Being part of the President’s Steering Committee is a great opportunity to get a seat at the table and to share my experiences and to learn how we can move forward together as a team to achieve equity, diversity and inclusion. I try to look for the positive in everything and look for the learning experience in everything, whether it's going to be my learning or someone else’s learning.

I've just taken all of my experiences, whether it be in a store, and someone following me or me thinking that I don't have opportunities because of the colour of my skin. I take all of these supposedly negative experiences, and I use them to fuel my drive to make a difference. Even if it's a small difference, it's a start.

I may not be the one who, you know, reaps the fruit that I sow, maybe it will be my grandkids or my grandkids’ kids, I don't know, let's see! But if it means that I can play a role in helping us move forward, then I can't think of a better way to live my life. So I think being involved with all of these committees has been very useful for that.

What final thoughts can you share with us about what’s happening in the world right now and its impact on you?

It’s been a very heavy couple of weeks and very emotional. I can see people being fed up of not having any justice and I guess it was just the straw that broke the camel's back. To see the global movements that have evolved since then has just been mind blowing. I think we've all forgotten that we're in the middle of a global pandemic as well.

For me, it goes beyond the Black community because I mean, in this moment, we're talking about Black lives and that Black lives matter, but Black persons haven’t been the only ones who've been marginalized.

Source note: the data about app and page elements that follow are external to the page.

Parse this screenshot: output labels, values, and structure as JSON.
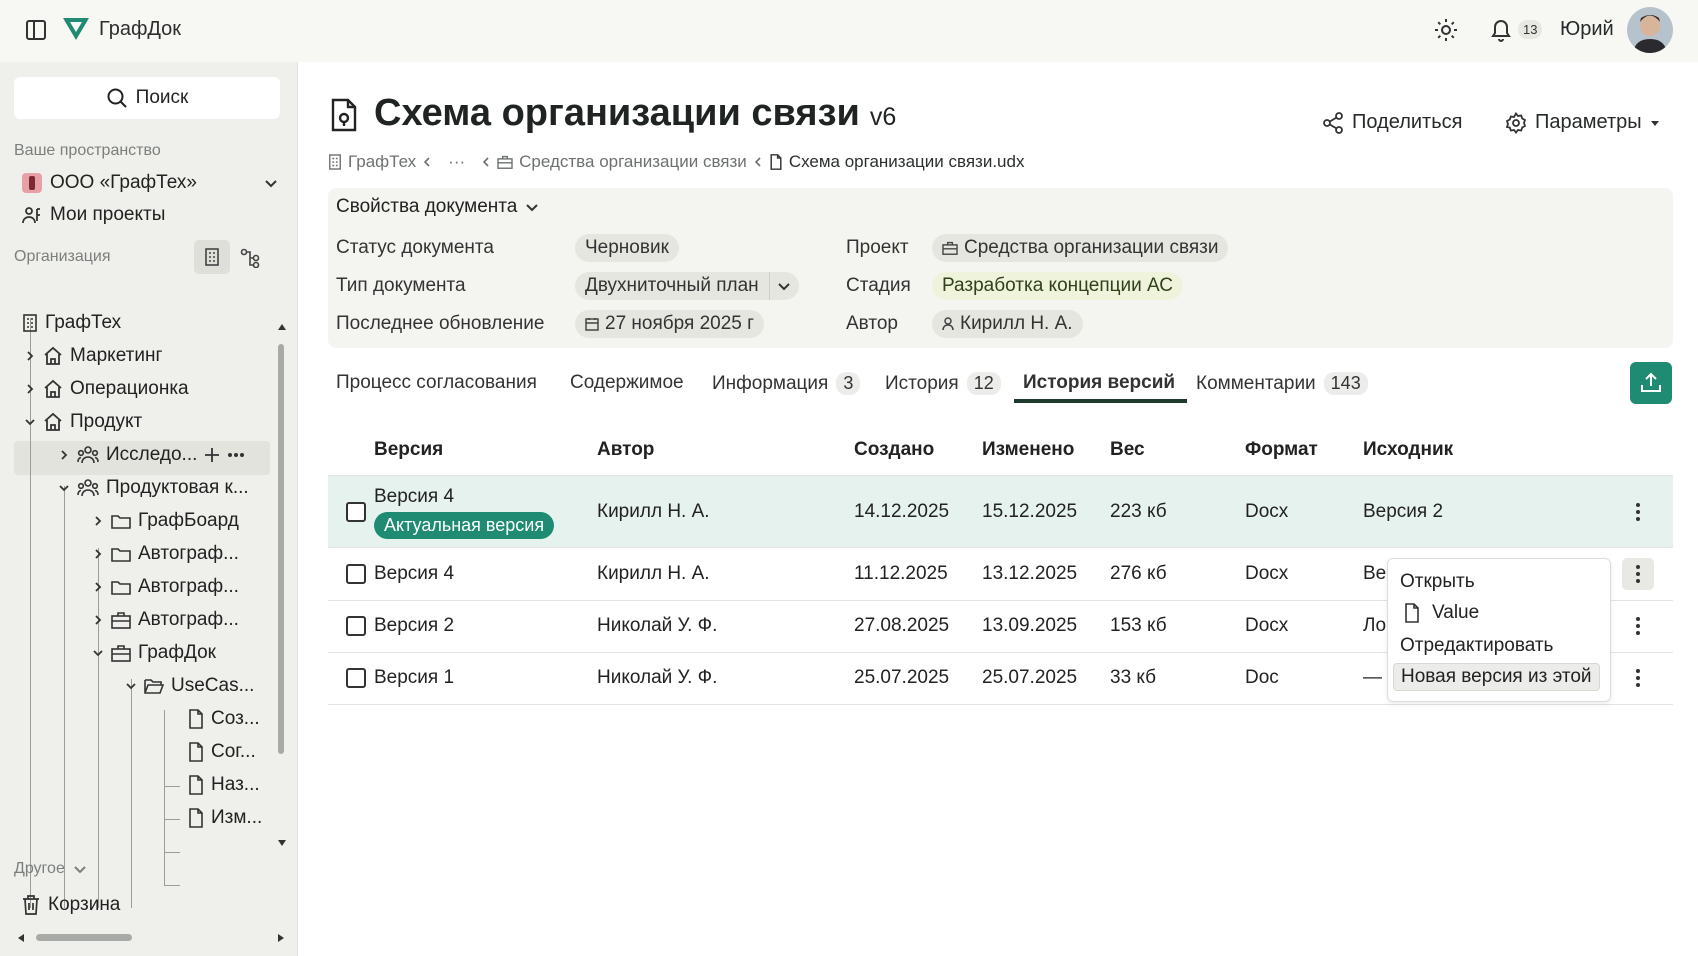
{
  "app": {
    "name": "ГрафДок"
  },
  "header": {
    "notifications": "13",
    "user": "Юрий"
  },
  "sidebar": {
    "search": "Поиск",
    "space_label": "Ваше пространство",
    "org_name": "ООО «ГрафТех»",
    "my_projects": "Мои проекты",
    "org_section": "Организация",
    "tree": {
      "root": "ГрафТех",
      "marketing": "Маркетинг",
      "operations": "Операционка",
      "product": "Продукт",
      "research": "Исследо...",
      "product_team": "Продуктовая к...",
      "grafboard": "ГрафБоард",
      "autograf1": "Автограф...",
      "autograf2": "Автограф...",
      "autograf3": "Автограф...",
      "grafdoc": "ГрафДок",
      "usecases": "UseCas...",
      "doc1": "Соз...",
      "doc2": "Сог...",
      "doc3": "Наз...",
      "doc4": "Изм..."
    },
    "other_label": "Другое",
    "trash": "Корзина"
  },
  "document": {
    "title": "Схема организации связи",
    "version": "v6",
    "share": "Поделиться",
    "params": "Параметры",
    "breadcrumb": {
      "root": "ГрафТех",
      "ellipsis": "···",
      "folder": "Средства организации связи",
      "file": "Схема организации связи.udx"
    }
  },
  "props": {
    "header": "Свойства документа",
    "status_label": "Статус документа",
    "status": "Черновик",
    "type_label": "Тип документа",
    "type": "Двухниточный план",
    "updated_label": "Последнее обновление",
    "updated": "27 ноября 2025 г",
    "project_label": "Проект",
    "project": "Средства организации связи",
    "stage_label": "Стадия",
    "stage": "Разработка концепции АС",
    "author_label": "Автор",
    "author": "Кирилл Н. А."
  },
  "tabs": [
    {
      "label": "Процесс согласования",
      "count": ""
    },
    {
      "label": "Содержимое",
      "count": ""
    },
    {
      "label": "Информация",
      "count": "3"
    },
    {
      "label": "История",
      "count": "12"
    },
    {
      "label": "История версий",
      "count": ""
    },
    {
      "label": "Комментарии",
      "count": "143"
    }
  ],
  "table": {
    "headers": [
      "Версия",
      "Автор",
      "Создано",
      "Изменено",
      "Вес",
      "Формат",
      "Исходник"
    ],
    "actual_badge": "Актуальная версия",
    "rows": [
      [
        "Версия 4",
        "Кирилл Н. А.",
        "14.12.2025",
        "15.12.2025",
        "223 кб",
        "Docx",
        "Версия 2"
      ],
      [
        "Версия 4",
        "Кирилл Н. А.",
        "11.12.2025",
        "13.12.2025",
        "276 кб",
        "Docx",
        "Ве"
      ],
      [
        "Версия 2",
        "Николай У. Ф.",
        "27.08.2025",
        "13.09.2025",
        "153 кб",
        "Docx",
        "Ло"
      ],
      [
        "Версия 1",
        "Николай У. Ф.",
        "25.07.2025",
        "25.07.2025",
        "33 кб",
        "Doc",
        "—"
      ]
    ]
  },
  "context_menu": [
    "Открыть",
    "Value",
    "Отредактировать",
    "Новая версия из этой"
  ],
  "colors": {
    "accent": "#1e8b72",
    "tab_underline": "#1e3b2e",
    "selected_row": "#e6f2ee"
  }
}
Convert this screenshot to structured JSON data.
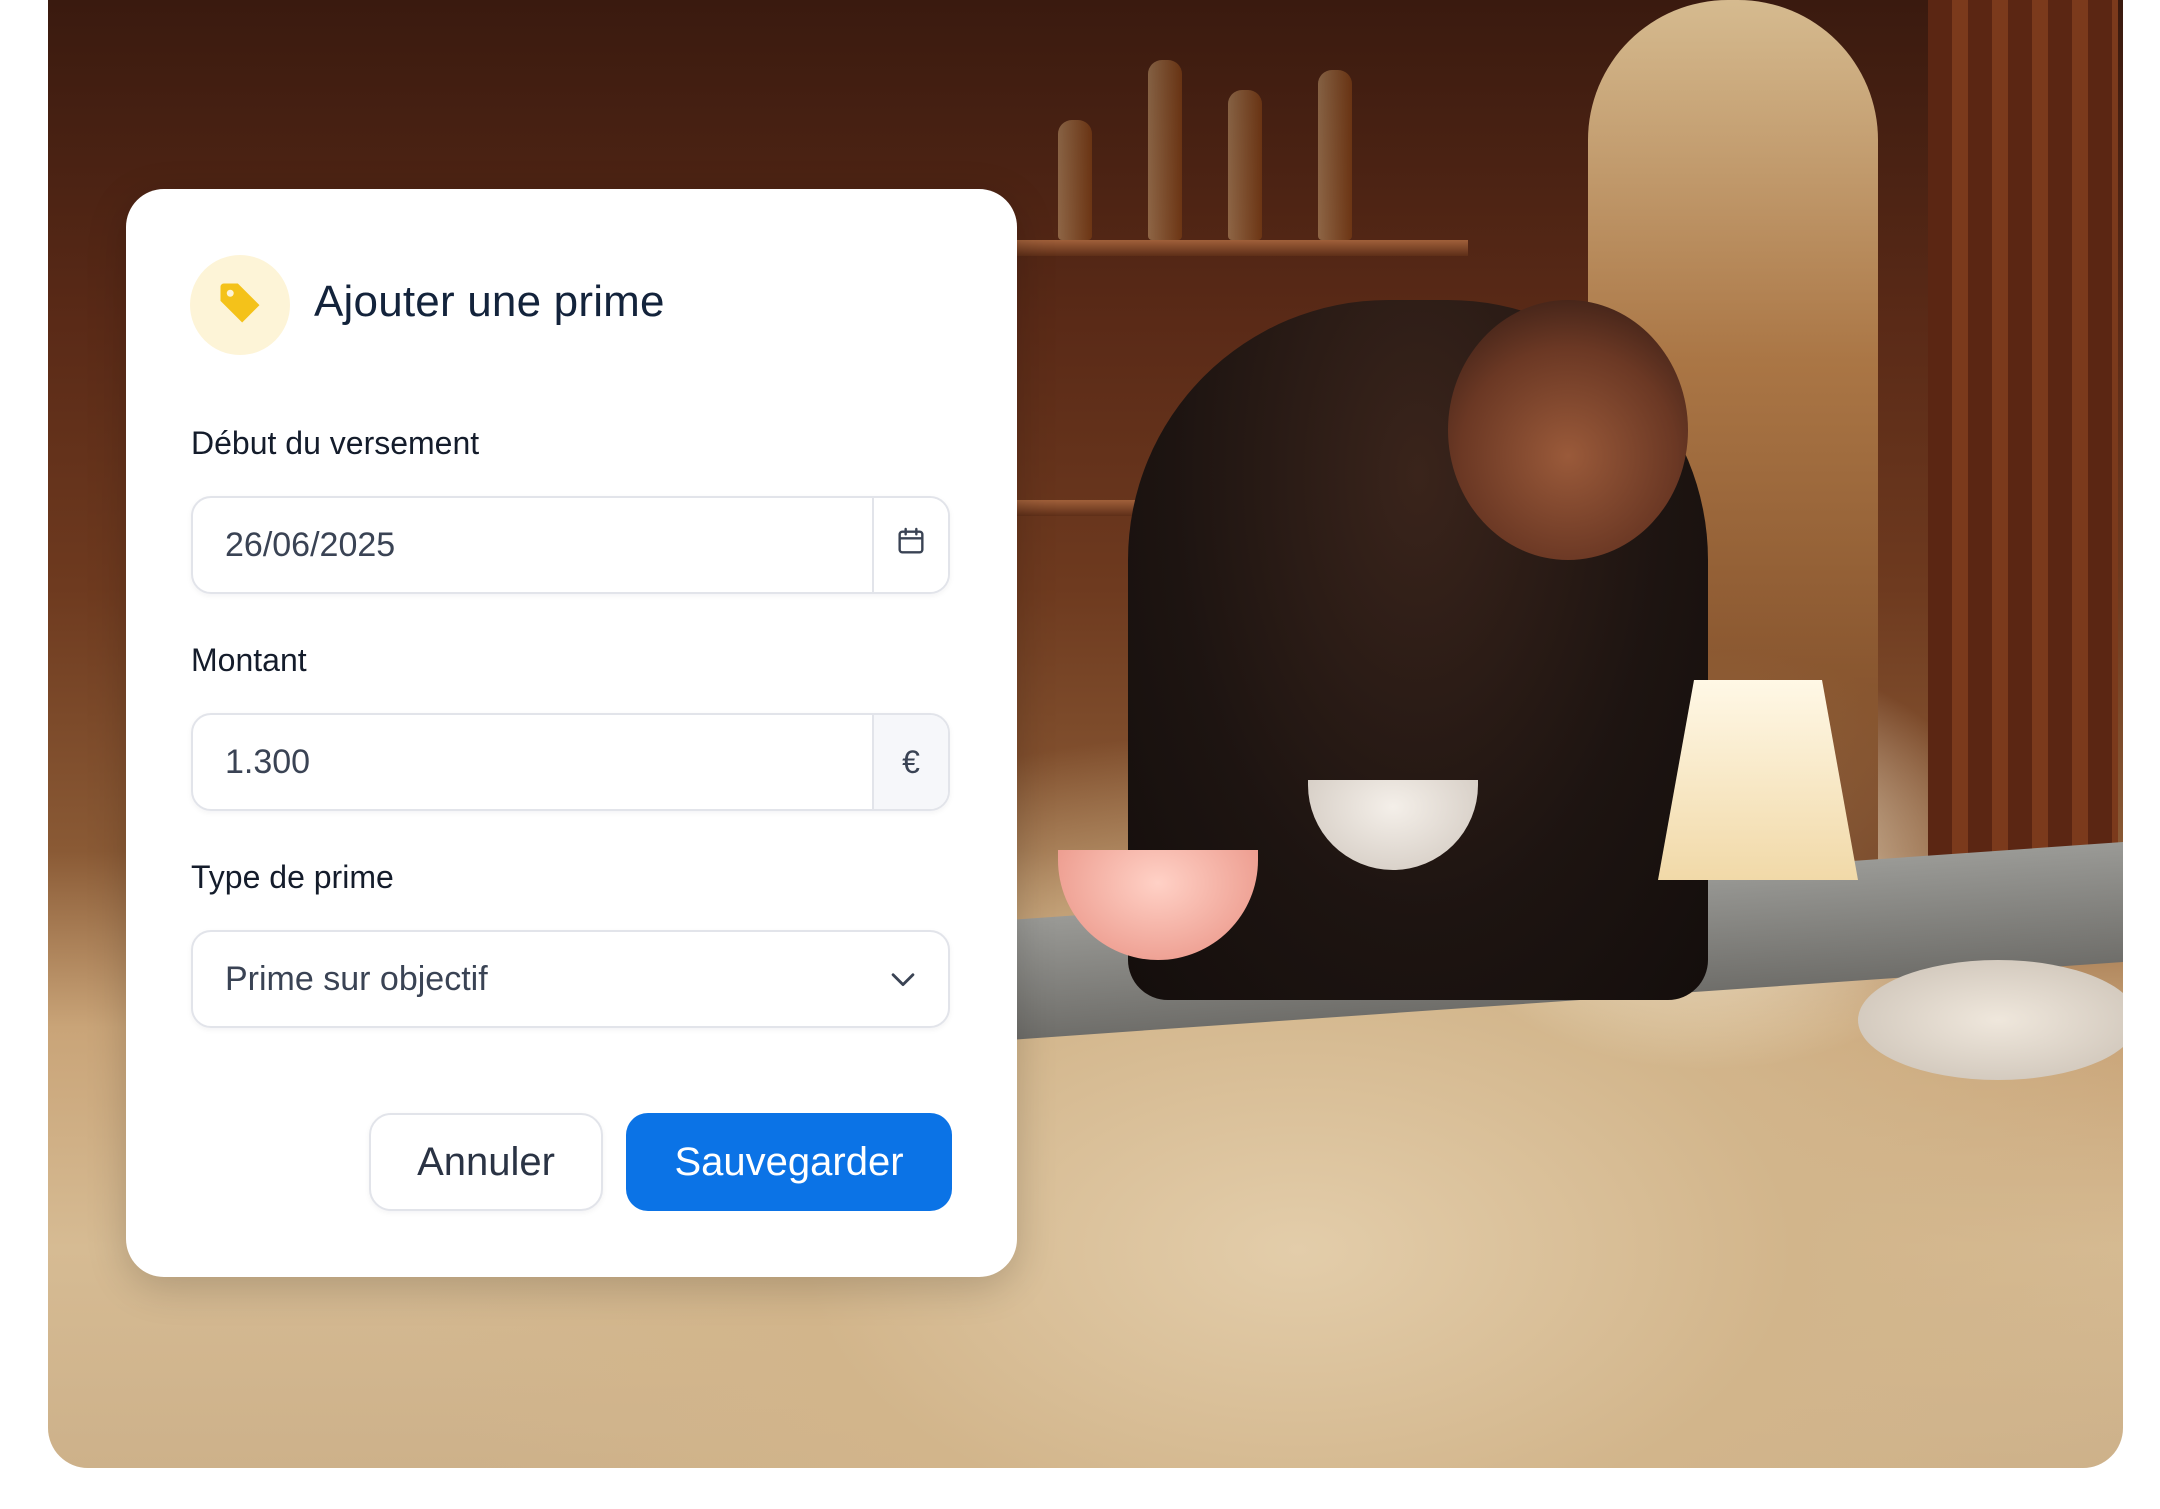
{
  "dialog": {
    "title": "Ajouter une prime",
    "icon": "tag-icon",
    "icon_color": "#f4c21a"
  },
  "fields": {
    "start": {
      "label": "Début du versement",
      "value": "26/06/2025",
      "icon": "calendar-icon"
    },
    "amount": {
      "label": "Montant",
      "value": "1.300",
      "currency": "€"
    },
    "type": {
      "label": "Type de prime",
      "value": "Prime sur objectif",
      "icon": "chevron-down-icon"
    }
  },
  "actions": {
    "cancel_label": "Annuler",
    "save_label": "Sauvegarder",
    "save_color": "#0b73e6"
  }
}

We have the Indigenous and Chinese communities facing racism as well.

I think the biggest thing is not trying to take away from what persons are feeling, because I know a lot of persons may not understand exactly what's going on. I find that some of the commentary has been, you know, it's no big deal. Just get over it. Life goes on.

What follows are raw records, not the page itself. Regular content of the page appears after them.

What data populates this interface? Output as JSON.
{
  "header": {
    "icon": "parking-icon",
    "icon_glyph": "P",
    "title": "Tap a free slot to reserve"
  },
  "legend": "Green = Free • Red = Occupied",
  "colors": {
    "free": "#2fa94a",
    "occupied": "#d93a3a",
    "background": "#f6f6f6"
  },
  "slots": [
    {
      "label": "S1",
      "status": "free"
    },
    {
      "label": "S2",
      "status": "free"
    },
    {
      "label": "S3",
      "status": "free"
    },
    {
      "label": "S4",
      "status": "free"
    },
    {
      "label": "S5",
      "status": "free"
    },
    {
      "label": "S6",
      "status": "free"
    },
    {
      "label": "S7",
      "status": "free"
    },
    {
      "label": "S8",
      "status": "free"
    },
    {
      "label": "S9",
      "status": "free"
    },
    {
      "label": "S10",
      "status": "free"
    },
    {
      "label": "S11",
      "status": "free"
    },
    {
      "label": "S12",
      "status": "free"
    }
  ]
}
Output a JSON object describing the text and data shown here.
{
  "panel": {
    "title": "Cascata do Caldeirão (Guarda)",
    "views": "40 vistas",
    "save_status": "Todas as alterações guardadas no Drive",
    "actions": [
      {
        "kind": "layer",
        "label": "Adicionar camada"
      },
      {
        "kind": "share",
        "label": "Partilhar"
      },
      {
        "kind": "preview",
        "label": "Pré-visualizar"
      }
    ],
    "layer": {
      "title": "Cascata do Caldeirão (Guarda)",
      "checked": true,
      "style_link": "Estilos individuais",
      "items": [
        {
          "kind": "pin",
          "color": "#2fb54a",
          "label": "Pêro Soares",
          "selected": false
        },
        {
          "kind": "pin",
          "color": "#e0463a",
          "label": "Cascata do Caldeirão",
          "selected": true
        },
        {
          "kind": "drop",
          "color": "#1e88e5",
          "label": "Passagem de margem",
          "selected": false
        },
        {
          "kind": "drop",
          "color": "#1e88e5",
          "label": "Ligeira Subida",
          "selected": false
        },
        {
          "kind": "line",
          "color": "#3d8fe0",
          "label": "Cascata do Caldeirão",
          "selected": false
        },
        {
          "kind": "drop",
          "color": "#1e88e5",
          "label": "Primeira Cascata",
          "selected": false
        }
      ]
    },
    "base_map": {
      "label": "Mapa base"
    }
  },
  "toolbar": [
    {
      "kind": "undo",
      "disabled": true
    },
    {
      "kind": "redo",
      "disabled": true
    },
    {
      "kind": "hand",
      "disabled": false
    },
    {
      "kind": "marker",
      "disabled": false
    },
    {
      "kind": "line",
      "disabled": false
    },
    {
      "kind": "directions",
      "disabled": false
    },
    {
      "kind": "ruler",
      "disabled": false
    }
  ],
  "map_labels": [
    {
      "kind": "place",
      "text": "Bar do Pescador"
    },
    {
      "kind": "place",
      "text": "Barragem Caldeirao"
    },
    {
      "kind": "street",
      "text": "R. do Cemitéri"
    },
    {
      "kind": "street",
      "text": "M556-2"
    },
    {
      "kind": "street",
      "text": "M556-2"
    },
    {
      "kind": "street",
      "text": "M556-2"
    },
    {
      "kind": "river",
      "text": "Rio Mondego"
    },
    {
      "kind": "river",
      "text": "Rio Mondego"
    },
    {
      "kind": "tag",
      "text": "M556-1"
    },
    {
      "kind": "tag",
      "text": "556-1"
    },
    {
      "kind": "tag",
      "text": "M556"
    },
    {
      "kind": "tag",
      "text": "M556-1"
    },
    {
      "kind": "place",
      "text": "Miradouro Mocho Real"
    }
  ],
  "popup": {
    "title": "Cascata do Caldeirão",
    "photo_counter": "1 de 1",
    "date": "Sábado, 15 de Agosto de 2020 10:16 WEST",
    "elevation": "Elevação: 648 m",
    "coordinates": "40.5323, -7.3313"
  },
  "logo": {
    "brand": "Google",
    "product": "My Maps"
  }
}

But in this moment, we're talking about what's happening to Black lives and people are being gunned down in the streets. Persons like me, I’m fearful when I'm in the airport. I'm fearful when I walk at night, and I don't want to be in that space anymore.

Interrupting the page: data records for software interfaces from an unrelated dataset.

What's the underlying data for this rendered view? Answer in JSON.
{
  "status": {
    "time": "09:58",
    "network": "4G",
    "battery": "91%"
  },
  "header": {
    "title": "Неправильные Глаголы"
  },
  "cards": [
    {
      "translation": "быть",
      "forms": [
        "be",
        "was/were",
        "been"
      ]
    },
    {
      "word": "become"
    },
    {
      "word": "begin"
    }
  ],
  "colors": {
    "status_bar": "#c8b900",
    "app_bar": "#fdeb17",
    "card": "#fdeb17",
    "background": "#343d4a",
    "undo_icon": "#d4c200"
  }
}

I've been walking at night and had somebody walking too close to me, and my heart began to race because I don't know what's going to happen. I’ve seen police cars driving by, and I know I haven't done anything, but my heart stops, because I don't know, if it's somebody who has ill intentions or is going to harm me.

I think all of us need to just take the time, just as President Steenkamp said, take the time to check in on persons who you know who have been impacted, but also take that time to learn a bit more. It will always go back to learning and equipping yourself with the resources that you need to assist the community.

You can't just get up and say, okay, there's a movement and I want to be a part of it because it's hip and trendy. That's not what it is. We're talking about people's lives, and you have to be committed to the cause, you have to want to be a part of it, and you have to want to learn more. Be proactive and not reactive.

There are likely persons around you who are different than you, who are suffering silently, take the time to see how you can assist them and just learn more. Don't wait until people are dying and the police are arresting thousands of people. Injustices happen to a lot of us who are deemed the "marginalized" or "underrepresented populations." Even I want to learn more about how I can help the Indigenous and other communities as well.

This is why I see the value in all these committees that I am on. It's an opportunity to learn as you can never have too much knowledge, and I always say knowledge is power. I've been hearing that since I was a kid. And I see the value in those three words, it’s a very short phrase, but it's very powerful.

Knowledge really is power and not just by going to school and learning in a classroom. Informal education as well is just as important and that's what I'm trying to capitalize on right now, before I go back and maybe get a PhD!

For me this all ties back into equity and inclusion, two things I’m committed to learning more about and I hope others are too.